Input records Start Marker
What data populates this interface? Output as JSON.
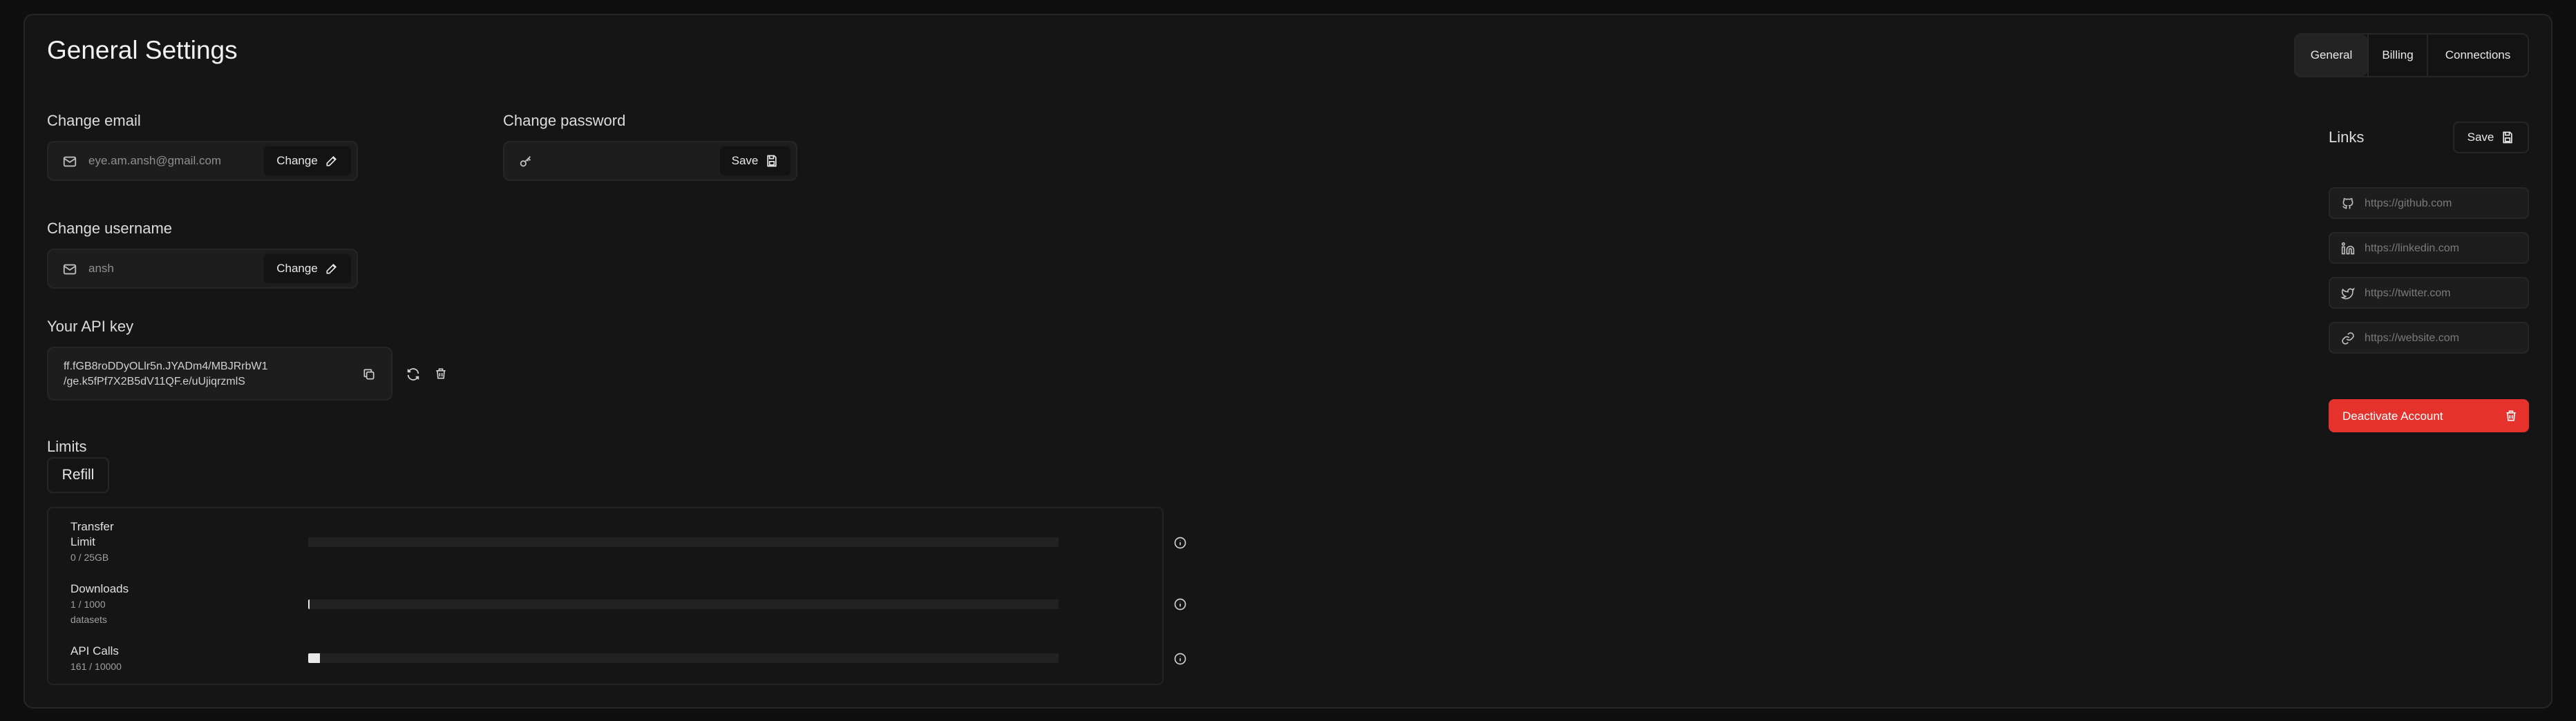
{
  "header": {
    "title": "General Settings"
  },
  "tabs": [
    {
      "label": "General",
      "active": true
    },
    {
      "label": "Billing",
      "active": false
    },
    {
      "label": "Connections",
      "active": false
    }
  ],
  "email": {
    "label": "Change email",
    "value": "eye.am.ansh@gmail.com",
    "button": "Change",
    "icon": "mail-icon"
  },
  "password": {
    "label": "Change password",
    "value": "",
    "button": "Save",
    "icon": "key-icon"
  },
  "username": {
    "label": "Change username",
    "value": "ansh",
    "button": "Change",
    "icon": "mail-icon"
  },
  "api_key": {
    "label": "Your API key",
    "line1": "ff.fGB8roDDyOLlr5n.JYADm4/MBJRrbW1",
    "line2": "/ge.k5fPf7X2B5dV11QF.e/uUjiqrzmlS"
  },
  "limits": {
    "label": "Limits",
    "refill_button": "Refill",
    "rows": [
      {
        "name": "Transfer Limit",
        "name_line1": "Transfer",
        "name_line2": "Limit",
        "usage": "0 / 25GB",
        "progress": 0.0
      },
      {
        "name": "Downloads",
        "usage": "1 / 1000",
        "usage2": "datasets",
        "progress": 0.001
      },
      {
        "name": "API Calls",
        "usage": "161 / 10000",
        "progress": 0.0161
      }
    ]
  },
  "links": {
    "label": "Links",
    "save_button": "Save",
    "items": [
      {
        "icon": "github-icon",
        "placeholder": "https://github.com"
      },
      {
        "icon": "linkedin-icon",
        "placeholder": "https://linkedin.com"
      },
      {
        "icon": "twitter-icon",
        "placeholder": "https://twitter.com"
      },
      {
        "icon": "link-icon",
        "placeholder": "https://website.com"
      }
    ]
  },
  "deactivate": {
    "label": "Deactivate Account",
    "color": "#e5322d"
  },
  "colors": {
    "background": "#0f0f0f",
    "panel": "#151515",
    "danger": "#e5322d"
  }
}
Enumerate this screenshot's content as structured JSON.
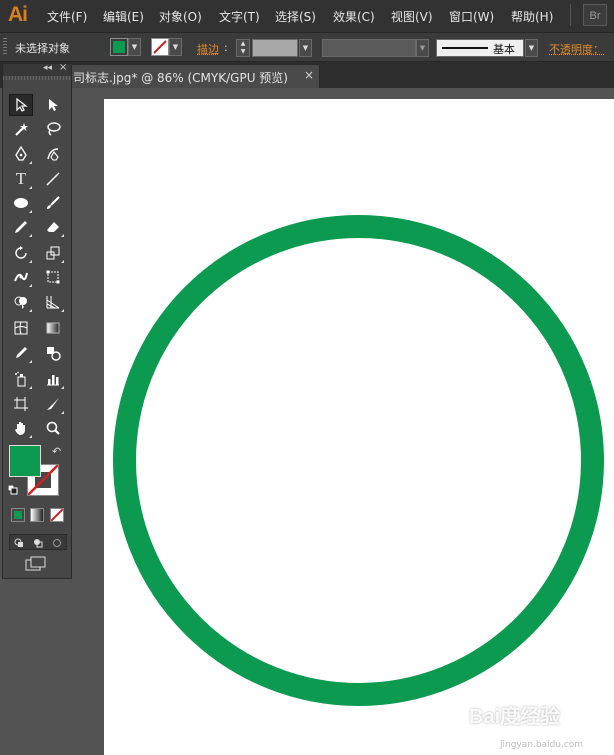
{
  "app": {
    "logo": "Ai",
    "bridge": "Br"
  },
  "menu": [
    "文件(F)",
    "编辑(E)",
    "对象(O)",
    "文字(T)",
    "选择(S)",
    "效果(C)",
    "视图(V)",
    "窗口(W)",
    "帮助(H)"
  ],
  "control_bar": {
    "selection": "未选择对象",
    "fill_color": "#0b9a4f",
    "stroke_label": "描边",
    "stroke_colon": ":",
    "brush_label": "基本",
    "opacity_label": "不透明度："
  },
  "document": {
    "tab_title": "司标志.jpg* @ 86% (CMYK/GPU 预览)",
    "close": "×"
  },
  "toolbox": {
    "collapse": "◂◂",
    "close": "×"
  },
  "artwork": {
    "circle_color": "#0b9a4f"
  },
  "watermark": {
    "text": "Bai度经验",
    "sub": "jingyan.baidu.com"
  },
  "colors": {
    "accent": "#d4821f",
    "stroke_label": "#e08a2b",
    "fill": "#0b9a4f"
  }
}
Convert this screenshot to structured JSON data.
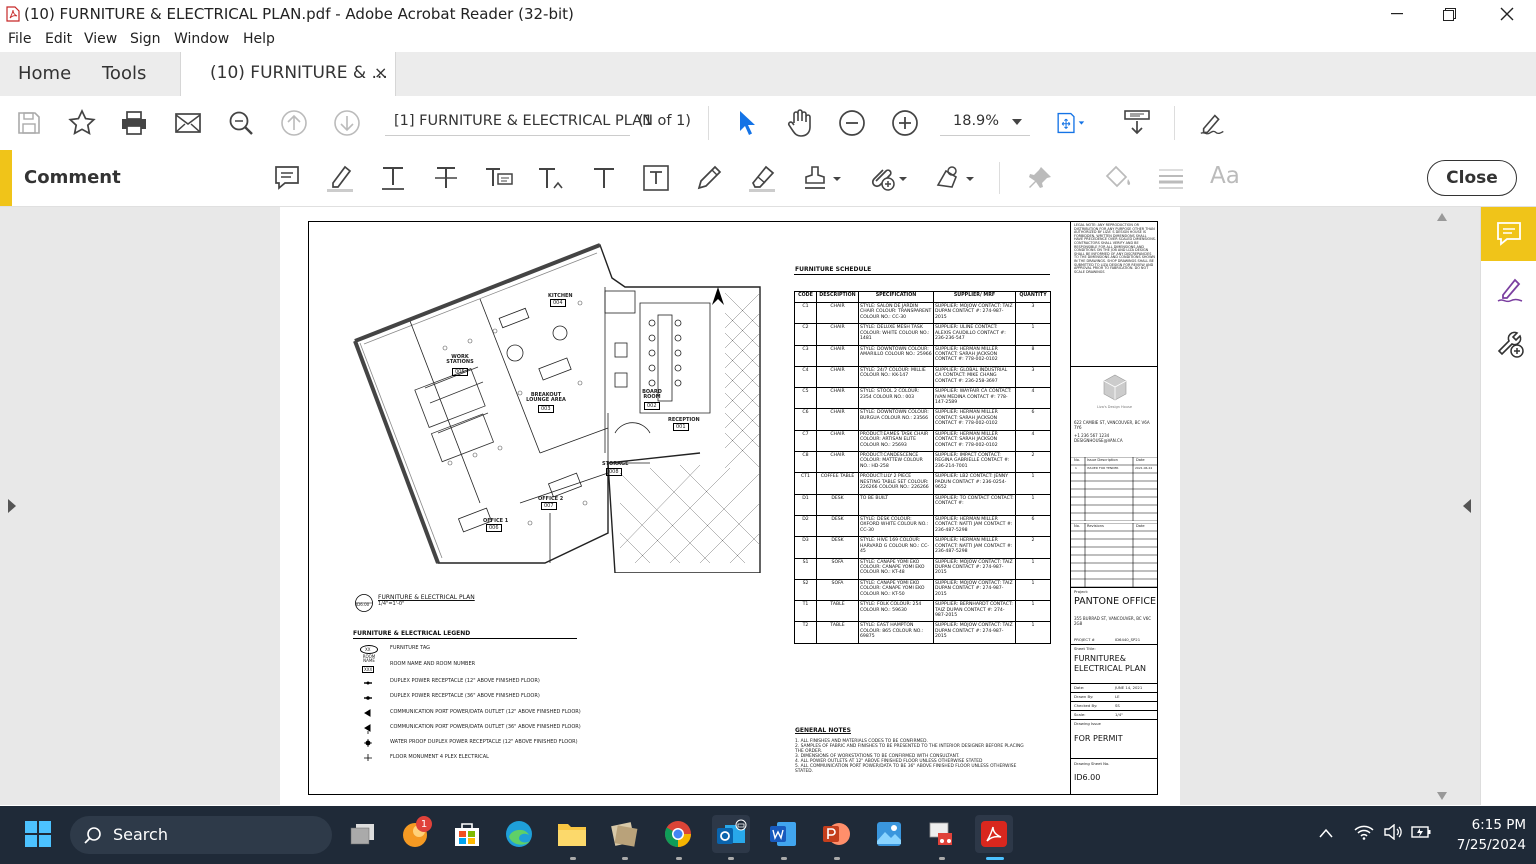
{
  "window": {
    "title": "(10) FURNITURE & ELECTRICAL PLAN.pdf - Adobe Acrobat Reader (32-bit)",
    "minimize": "—",
    "maximize": "❐",
    "close": "✕"
  },
  "menu": [
    "File",
    "Edit",
    "View",
    "Sign",
    "Window",
    "Help"
  ],
  "tabs": {
    "home": "Home",
    "tools": "Tools",
    "doc": "(10) FURNITURE & ...",
    "doc_close": "×"
  },
  "toolbar": {
    "doc_name": "[1] FURNITURE & ELECTRICAL PLAN",
    "page_count": "(1 of 1)",
    "zoom": "18.9%"
  },
  "comment_bar": {
    "label": "Comment",
    "close": "Close",
    "aa": "Aa"
  },
  "drawing": {
    "schedule_title": "FURNITURE SCHEDULE",
    "schedule_headers": [
      "CODE",
      "DESCRIPTION",
      "SPECIFICATION",
      "SUPPLIER/ MRF",
      "QUANTITY"
    ],
    "schedule_rows": [
      [
        "C1",
        "CHAIR",
        "STYLE: SALON DE JARDIN CHAIR COLOUR: TRANSPARENT COLOUR NO.: CC-30",
        "SUPPLIER: MOJOW CONTACT: TAIZ DUPAN CONTACT #: 274-987-2015",
        "3"
      ],
      [
        "C2",
        "CHAIR",
        "STYLE: DELUXE MESH TASK COLOUR: WHITE COLOUR NO.: 1481",
        "SUPPLIER: ULINE CONTACT: ALEXIS CAUDILLO CONTACT #: 236-236-547",
        "1"
      ],
      [
        "C3",
        "CHAIR",
        "STYLE: DOWNTOWN COLOUR: AMARILLO COLOUR NO.: 25966",
        "SUPPLIER: HERMAN MILLER CONTACT: SARAH JACKSON CONTACT #: 778-002-0102",
        "8"
      ],
      [
        "C4",
        "CHAIR",
        "STYLE: 24/7 COLOUR: MILLIE COLOUR NO.: KK-147",
        "SUPPLIER: GLOBAL INDUSTRIAL CA CONTACT: MIKE CHANG CONTACT #: 236-258-3697",
        "3"
      ],
      [
        "C5",
        "CHAIR",
        "STYLE: STOOL 2 COLOUR: 2354 COLOUR NO.: 003",
        "SUPPLIER: WAYFAIR CA CONTACT: IVAN MEDINA CONTACT #: 778-147-2589",
        "4"
      ],
      [
        "C6",
        "CHAIR",
        "STYLE: DOWNTOWN COLOUR: BURGUA COLOUR NO.: 23566",
        "SUPPLIER: HERMAN MILLER CONTACT: SARAH JACKSON CONTACT #: 778-002-0102",
        "6"
      ],
      [
        "C7",
        "CHAIR",
        "PRODUCT:EAMES TASK CHAIR COLOUR: ARTISAN ELITE COLOUR NO.: 25693",
        "SUPPLIER: HERMAN MILLER CONTACT: SARAH JACKSON CONTACT #: 778-002-0102",
        "4"
      ],
      [
        "C8",
        "CHAIR",
        "PRODUCT:CANDESCENCE COLOUR: MATTEW COLOUR NO.: HD-258",
        "SUPPLIER: IMPACT CONTACT: REGINA GABRIELLE CONTACT #: 236-214-7001",
        "2"
      ],
      [
        "CT1",
        "COFFEE TABLE",
        "PRODUCT:LILY 2 PIECE NESTING TABLE SET COLOUR: 226266 COLOUR NO.: 226266",
        "SUPPLIER: LB2 CONTACT: JENNY PADUN CONTACT #: 236-0254-9652",
        "1"
      ],
      [
        "D1",
        "DESK",
        "TO BE BUILT",
        "SUPPLIER: TO CONTACT CONTACT: CONTACT #:",
        "1"
      ],
      [
        "D2",
        "DESK",
        "STYLE: DESK COLOUR: OXFORD WHITE COLOUR NO.: CC-30",
        "SUPPLIER: HERMAN MILLER CONTACT: NATTI JAM CONTACT #: 236-487-5298",
        "6"
      ],
      [
        "D3",
        "DESK",
        "STYLE: HIVE 169 COLOUR: HARVARD G COLOUR NO.: CC-45",
        "SUPPLIER: HERMAN MILLER CONTACT: NATTI JAM CONTACT #: 236-487-5298",
        "2"
      ],
      [
        "S1",
        "SOFA",
        "STYLE: CANAPE YOMI EKO COLOUR: CANAPE YOMI EKO COLOUR NO.: KT-48",
        "SUPPLIER: MOJOW CONTACT: TAIZ DUPAN CONTACT #: 274-987-2015",
        "1"
      ],
      [
        "S2",
        "SOFA",
        "STYLE: CANAPE YOMI EKO COLOUR: CANAPE YOMI EKO COLOUR NO.: KT-50",
        "SUPPLIER: MOJOW CONTACT: TAIZ DUPAN CONTACT #: 274-987-2015",
        "1"
      ],
      [
        "T1",
        "TABLE",
        "STYLE: FOLK COLOUR: 254 COLOUR NO.: 59630",
        "SUPPLIER: BERNHARDT CONTACT: TAIZ DUPAN CONTACT #: 274-987-2015",
        "1"
      ],
      [
        "T2",
        "TABLE",
        "STYLE: EAST HAMPTON COLOUR: 865 COLOUR NO.: 69875",
        "SUPPLIER: MOJOW CONTACT: TAIZ DUPAN CONTACT #: 274-987-2015",
        "1"
      ]
    ],
    "plan_title": "FURNITURE & ELECTRICAL PLAN",
    "plan_scale": "1/4\"=1'-0\"",
    "plan_ref": "ID6.00",
    "rooms": [
      {
        "name": "KITCHEN",
        "num": "004"
      },
      {
        "name": "WORK STATIONS",
        "num": "005"
      },
      {
        "name": "BREAKOUT LOUNGE AREA",
        "num": "003"
      },
      {
        "name": "BOARD ROOM",
        "num": "002"
      },
      {
        "name": "RECEPTION",
        "num": "001"
      },
      {
        "name": "STORAGE",
        "num": "008"
      },
      {
        "name": "OFFICE 2",
        "num": "007"
      },
      {
        "name": "OFFICE 1",
        "num": "006"
      }
    ],
    "legend_title": "FURNITURE & ELECTRICAL LEGEND",
    "legend_items": [
      "FURNITURE TAG",
      "ROOM NAME AND ROOM NUMBER",
      "DUPLEX POWER RECEPTACLE (12\" ABOVE FINISHED FLOOR)",
      "DUPLEX POWER RECEPTACLE (36\" ABOVE FINISHED FLOOR)",
      "COMMUNICATION PORT POWER/DATA OUTLET (12\" ABOVE FINISHED FLOOR)",
      "COMMUNICATION PORT POWER/DATA OUTLET (36\" ABOVE FINISHED FLOOR)",
      "WATER PROOF DUPLEX POWER RECEPTACLE (12\" ABOVE FINISHED FLOOR)",
      "FLOOR MONUMENT 4 PLEX ELECTRICAL"
    ],
    "legend_tag": "XX",
    "legend_room": "ROOM NAME",
    "legend_room_num": "XXX",
    "notes_title": "GENERAL NOTES",
    "notes": [
      "1.   ALL FINISHES AND MATERIALS CODES TO BE CONFIRMED.",
      "2.   SAMPLES OF FABRIC AND FINISHES TO BE PRESENTED TO THE INTERIOR DESIGNER BEFORE PLACING THE ORDER.",
      "3.   DIMENSIONS OF WORKSTATIONS TO BE CONFIRMED WITH CONSULTANT.",
      "4.   ALL POWER OUTLETS AT 12\" ABOVE FINISHED FLOOR UNLESS OTHERWISE STATED",
      "5.   ALL COMMUNICATION PORT POWER/DATA TO BE 36\" ABOVE FINISHED FLOOR UNLESS OTHERWISE STATED."
    ],
    "titleblock": {
      "legal": "LEGAL NOTE: ANY REPRODUCTION OR DISTRIBUTION FOR ANY PURPOSE OTHER THAN AUTHORIZED BY LIZA' S DESIGN HOUSE IS FORBIDDEN. WRITTEN DIMENSIONS SHALL HAVE PRECEDENCE OVER SCALED DIMENSIONS. CONTRACTORS SHALL VERIFY AND BE RESPONSIBLE FOR ALL DIMENSIONS AND CONDITIONS ON THE JOB AND LIZA DESIGN SHALL BE INFORMED OF ANY DISCREPANCIES TO THE DIMENSIONS AND CONDITIONS SHOWN IN THE DRAWINGS. SHOP DRAWINGS SHALL BE SUBMITTED TO LIZA DESIGN FOR REVIEW AND APPROVAL PRIOR TO FABRICATION. DO NOT SCALE DRAWINGS",
      "firm": "Liza's Design House",
      "address": "622 CAMBIE ST, VANCOUVER, BC V6A 7Y6",
      "phone": "+1 236 567 1234",
      "email": "DESIGNHOUSE@VAN.CA",
      "issue_headers": [
        "No.",
        "Issue Description",
        "Date"
      ],
      "issue_row": [
        "1",
        "ISSUED FOR TENDER",
        "2021.06.24"
      ],
      "revision_headers": [
        "No.",
        "Revisions",
        "Date"
      ],
      "project_label": "Project:",
      "project": "PANTONE OFFICE",
      "project_address": "355 BURRAD ST, VANCOUVER, BC V6C 2G8",
      "project_no_label": "PROJECT #",
      "project_no": "ID6440_SP21",
      "sheet_title_label": "Sheet Title:",
      "sheet_title": "FURNITURE& ELECTRICAL PLAN",
      "date_label": "Date:",
      "date": "JUNE 14, 2021",
      "drawn_label": "Drawn By:",
      "drawn": "LE",
      "checked_label": "Checked By:",
      "checked": "SS",
      "scale_label": "Scale:",
      "scale": "1/4\"",
      "issue_label": "Drawing Issue",
      "issue": "FOR  PERMIT",
      "sheet_no_label": "Drawing Sheet No.",
      "sheet_no": "ID6.00"
    }
  },
  "taskbar": {
    "search": "Search",
    "badge": "1",
    "time": "6:15 PM",
    "date": "7/25/2024"
  }
}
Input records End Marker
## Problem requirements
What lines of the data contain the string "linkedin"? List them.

## Written answer
        "icon": "linkedin-icon",
        "placeholder": "https://linkedin.com"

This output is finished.